Right-wing lobbying organization CGCN Group has come forward as the brains behind the Alliance to Protect Medical Innovation, a recently founded organization advocating policies favorable to the pharmaceutical industry.

According to the Washington Examiner while CGCN partner Patrick O’Connor has confirmed he is director of the new group, he has not disclosed details of the organization’s financial backers.

Magic mushrooms may soon be an FDA approved treatment for anxiety and depression according to the New York Times. The research, coming out of Johns Hopkins University, states the potential benefits of using psilocybin (the hallucinogenic compound found in psychedelic mushrooms) to treat depression, anxiety, and even play a role in smoking cessation. There is still a long way to go, with no current evidence to support its use in medicine, which can take up to 5 years. Researchers are pushing to have psychedelic mushrooms moved from a Schedule I drug to a Schedule IV drug and to be used in microdosing, which would entail using psilocybin in small, controlled doses.

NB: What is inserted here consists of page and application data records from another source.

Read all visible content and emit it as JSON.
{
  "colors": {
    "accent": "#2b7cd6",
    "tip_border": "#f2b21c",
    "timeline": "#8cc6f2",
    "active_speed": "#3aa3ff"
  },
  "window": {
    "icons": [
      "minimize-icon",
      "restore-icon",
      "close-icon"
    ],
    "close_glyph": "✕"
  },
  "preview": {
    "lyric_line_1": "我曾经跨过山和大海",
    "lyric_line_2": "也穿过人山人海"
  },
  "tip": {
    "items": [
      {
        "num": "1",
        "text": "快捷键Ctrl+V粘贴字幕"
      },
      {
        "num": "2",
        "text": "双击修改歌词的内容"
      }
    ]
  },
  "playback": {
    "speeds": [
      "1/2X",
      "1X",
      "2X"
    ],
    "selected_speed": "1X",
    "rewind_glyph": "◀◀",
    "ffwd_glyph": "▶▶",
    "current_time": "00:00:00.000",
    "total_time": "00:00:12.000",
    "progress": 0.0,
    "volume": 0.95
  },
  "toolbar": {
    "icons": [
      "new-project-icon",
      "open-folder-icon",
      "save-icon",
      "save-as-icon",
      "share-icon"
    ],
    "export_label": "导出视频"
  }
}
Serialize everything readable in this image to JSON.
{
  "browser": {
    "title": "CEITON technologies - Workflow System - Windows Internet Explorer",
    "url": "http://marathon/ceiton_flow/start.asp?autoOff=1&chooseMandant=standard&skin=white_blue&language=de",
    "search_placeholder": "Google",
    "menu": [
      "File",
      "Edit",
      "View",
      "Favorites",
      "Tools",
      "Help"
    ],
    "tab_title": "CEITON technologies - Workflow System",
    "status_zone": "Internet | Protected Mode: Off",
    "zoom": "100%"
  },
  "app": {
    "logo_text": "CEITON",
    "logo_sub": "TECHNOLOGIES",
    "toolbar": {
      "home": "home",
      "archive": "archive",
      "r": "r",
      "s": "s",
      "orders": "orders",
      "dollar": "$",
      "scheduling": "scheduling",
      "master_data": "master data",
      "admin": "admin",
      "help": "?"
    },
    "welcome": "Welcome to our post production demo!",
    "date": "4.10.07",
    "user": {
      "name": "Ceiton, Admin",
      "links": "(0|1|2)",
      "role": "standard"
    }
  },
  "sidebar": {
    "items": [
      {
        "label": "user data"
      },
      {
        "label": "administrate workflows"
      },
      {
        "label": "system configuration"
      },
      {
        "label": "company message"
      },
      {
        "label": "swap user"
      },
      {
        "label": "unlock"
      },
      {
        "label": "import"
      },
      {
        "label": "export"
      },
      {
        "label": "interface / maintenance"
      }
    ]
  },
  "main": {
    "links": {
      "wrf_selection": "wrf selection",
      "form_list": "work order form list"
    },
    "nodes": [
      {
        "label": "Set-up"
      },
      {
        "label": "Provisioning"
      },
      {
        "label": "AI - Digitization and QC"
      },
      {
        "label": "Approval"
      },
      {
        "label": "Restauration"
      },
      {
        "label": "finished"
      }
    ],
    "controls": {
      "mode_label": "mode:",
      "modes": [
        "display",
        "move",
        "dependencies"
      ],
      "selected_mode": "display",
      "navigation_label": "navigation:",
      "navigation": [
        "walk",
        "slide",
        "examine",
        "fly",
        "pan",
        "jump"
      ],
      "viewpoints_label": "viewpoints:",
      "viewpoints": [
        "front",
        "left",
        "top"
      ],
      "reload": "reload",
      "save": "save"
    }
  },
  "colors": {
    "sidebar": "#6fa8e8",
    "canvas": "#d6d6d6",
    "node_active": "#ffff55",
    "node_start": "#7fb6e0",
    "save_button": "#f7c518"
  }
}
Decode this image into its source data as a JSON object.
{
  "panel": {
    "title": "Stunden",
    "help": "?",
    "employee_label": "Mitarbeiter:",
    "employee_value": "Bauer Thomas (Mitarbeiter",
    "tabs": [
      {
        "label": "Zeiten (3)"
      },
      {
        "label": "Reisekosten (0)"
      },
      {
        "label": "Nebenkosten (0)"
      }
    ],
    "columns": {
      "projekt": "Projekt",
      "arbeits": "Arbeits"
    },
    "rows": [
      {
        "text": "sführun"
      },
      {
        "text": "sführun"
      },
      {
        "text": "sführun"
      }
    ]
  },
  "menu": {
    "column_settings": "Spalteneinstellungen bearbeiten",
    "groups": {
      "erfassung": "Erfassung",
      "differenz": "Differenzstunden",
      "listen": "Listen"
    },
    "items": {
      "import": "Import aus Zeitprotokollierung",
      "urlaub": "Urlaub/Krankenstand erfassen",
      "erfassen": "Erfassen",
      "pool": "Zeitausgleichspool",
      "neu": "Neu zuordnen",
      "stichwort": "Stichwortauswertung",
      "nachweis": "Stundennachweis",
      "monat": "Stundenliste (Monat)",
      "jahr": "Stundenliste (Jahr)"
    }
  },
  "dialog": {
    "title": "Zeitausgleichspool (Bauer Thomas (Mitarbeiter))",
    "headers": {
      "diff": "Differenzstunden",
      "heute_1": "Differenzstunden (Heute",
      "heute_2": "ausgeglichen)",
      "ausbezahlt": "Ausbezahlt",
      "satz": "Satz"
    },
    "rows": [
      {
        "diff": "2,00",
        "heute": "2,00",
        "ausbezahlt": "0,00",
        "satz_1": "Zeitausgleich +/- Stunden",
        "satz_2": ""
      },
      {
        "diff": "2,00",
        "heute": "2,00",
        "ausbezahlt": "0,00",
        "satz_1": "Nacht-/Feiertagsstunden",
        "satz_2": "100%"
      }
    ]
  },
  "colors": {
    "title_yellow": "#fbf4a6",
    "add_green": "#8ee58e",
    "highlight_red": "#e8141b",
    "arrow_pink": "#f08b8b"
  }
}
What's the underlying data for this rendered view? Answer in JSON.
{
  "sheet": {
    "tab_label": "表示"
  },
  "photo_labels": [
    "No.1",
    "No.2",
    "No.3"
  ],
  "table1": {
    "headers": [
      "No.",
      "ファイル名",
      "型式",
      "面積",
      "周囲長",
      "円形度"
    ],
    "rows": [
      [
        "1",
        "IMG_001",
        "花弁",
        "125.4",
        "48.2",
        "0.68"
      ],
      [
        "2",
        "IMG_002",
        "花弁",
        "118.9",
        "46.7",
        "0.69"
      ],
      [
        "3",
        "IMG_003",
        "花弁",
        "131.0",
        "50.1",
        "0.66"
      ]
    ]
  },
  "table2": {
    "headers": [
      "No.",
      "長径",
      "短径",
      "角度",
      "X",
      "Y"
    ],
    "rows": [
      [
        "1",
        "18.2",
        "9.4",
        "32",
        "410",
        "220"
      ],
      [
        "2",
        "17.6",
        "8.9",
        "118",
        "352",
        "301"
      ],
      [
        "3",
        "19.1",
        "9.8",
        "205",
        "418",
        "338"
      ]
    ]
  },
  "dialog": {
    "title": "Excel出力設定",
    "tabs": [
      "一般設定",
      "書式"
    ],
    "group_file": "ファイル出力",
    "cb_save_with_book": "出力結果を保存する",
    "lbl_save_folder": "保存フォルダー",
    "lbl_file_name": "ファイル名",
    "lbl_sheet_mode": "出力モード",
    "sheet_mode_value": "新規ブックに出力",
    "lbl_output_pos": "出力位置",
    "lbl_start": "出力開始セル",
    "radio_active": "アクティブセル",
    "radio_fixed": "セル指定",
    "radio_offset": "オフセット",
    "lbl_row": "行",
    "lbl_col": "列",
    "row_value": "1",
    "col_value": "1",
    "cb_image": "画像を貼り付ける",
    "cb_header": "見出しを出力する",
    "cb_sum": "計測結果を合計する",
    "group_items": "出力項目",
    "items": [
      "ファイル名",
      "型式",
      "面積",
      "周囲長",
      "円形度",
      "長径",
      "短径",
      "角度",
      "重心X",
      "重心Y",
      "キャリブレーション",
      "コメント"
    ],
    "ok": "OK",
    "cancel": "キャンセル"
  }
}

The UK National Health Service (NHS) has signed a deal with Gilead that will grant patients access to the CAR-T therapy Yescarta. The drug, which would normally cost £300,000, will be made available to 200 patients a year under an agreement with Gilead Sciences. The new price for these patients has not yet been detailed.

Novartis has acquired a 7% stake in Cellular Biomedicine Group, a Shanghai-based firm that makes the Swiss company’s CAR-T therapy Kymriah for the Chinese market. Read more at Bioprocess International.

Research News

Protein modelling software may result in new protein drugs, scientists say. The new modelling software allows them to split proteins could accelerate the development of new, more effective drugs.

According to a study in Nature Communications, the software tells scientists where they can split proteins into fragments that retain the function of the larger molecule. The selected split sites are also chosen because they prevent the protein from spontaneously reassembling.

In GEN, the authors explain that, “Controlling proteins by splitting them and then rescuing their activity through inducible reassembly offers great potential to control diverse protein activities.

“Building split proteins has been difficult due to spontaneous assembly, difficulty in identifying appropriate split sites, and inefficient induction of effective reassembly.”

Lead author Onur Dagliyan told GEN the ability to control proteins has numerous applications in the development of drugs and cell therapies. “If we want to deliver something—an engineered cell, or stem cell, or engineered bacteria cell, for example—to a body for therapeutic purposes, we might not want them to be active all the time.

“You want to turn them off and turn them on, and people in the field are trying to find ways to control those proteins, just to be able control those cells.”

News You Can Use

‘Zombie cells’ linked to aging could help people live longer according to research unveiled last week.

Senescent cells – nicknamed zombie cells – are viable, non-dividing cells that accumulate in tissues as the body ages. New research covered by the Guardian suggests removing these cells could have a dramatic impact on longevity.

The article looks at firms like Unity Biotechnology as well as Oisin Biotechnologies and Senolytic Therapeutics, all of which are developing drugs that target and kill senescent cells.

The research is at an early stage, however, it is already attracting attention. Unity, for example, counts Amazon and Paypal execs among its backers. More on that here here.